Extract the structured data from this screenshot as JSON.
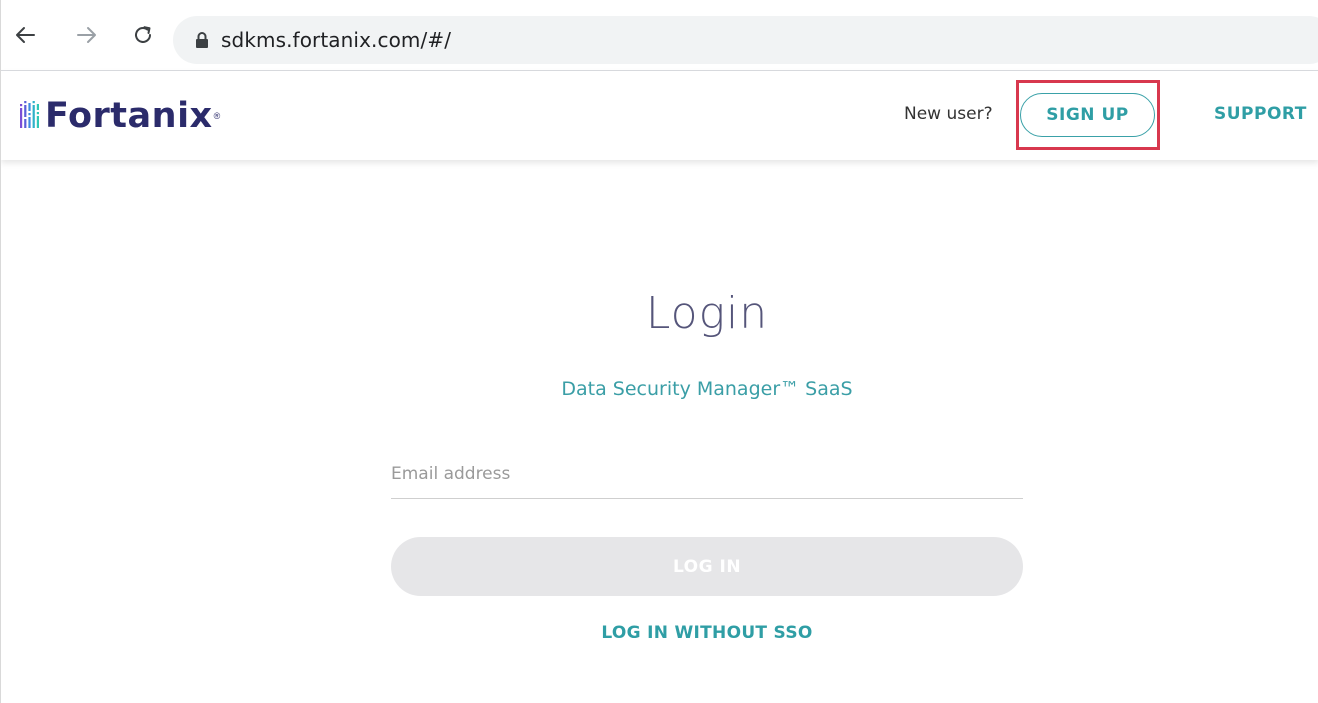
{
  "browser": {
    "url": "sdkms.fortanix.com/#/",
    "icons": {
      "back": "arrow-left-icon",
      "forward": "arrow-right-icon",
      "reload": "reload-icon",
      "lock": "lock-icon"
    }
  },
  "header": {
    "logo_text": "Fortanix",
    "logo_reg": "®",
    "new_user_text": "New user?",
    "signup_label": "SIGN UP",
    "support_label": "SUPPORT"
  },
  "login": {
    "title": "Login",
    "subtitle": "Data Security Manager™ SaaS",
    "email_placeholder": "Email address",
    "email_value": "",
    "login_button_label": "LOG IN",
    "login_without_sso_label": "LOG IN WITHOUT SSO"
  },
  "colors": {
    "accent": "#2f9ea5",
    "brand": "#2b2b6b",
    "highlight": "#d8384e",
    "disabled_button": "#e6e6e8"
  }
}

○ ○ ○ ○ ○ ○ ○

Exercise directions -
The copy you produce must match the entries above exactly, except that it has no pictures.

Response for this exercise -
Extract the structured data from this screenshot as JSON.
{
  "browser": {
    "url": "sdkms.fortanix.com/#/",
    "icons": {
      "back": "arrow-left-icon",
      "forward": "arrow-right-icon",
      "reload": "reload-icon",
      "lock": "lock-icon"
    }
  },
  "header": {
    "logo_text": "Fortanix",
    "logo_reg": "®",
    "new_user_text": "New user?",
    "signup_label": "SIGN UP",
    "support_label": "SUPPORT"
  },
  "login": {
    "title": "Login",
    "subtitle": "Data Security Manager™ SaaS",
    "email_placeholder": "Email address",
    "email_value": "",
    "login_button_label": "LOG IN",
    "login_without_sso_label": "LOG IN WITHOUT SSO"
  },
  "colors": {
    "accent": "#2f9ea5",
    "brand": "#2b2b6b",
    "highlight": "#d8384e",
    "disabled_button": "#e6e6e8"
  }
}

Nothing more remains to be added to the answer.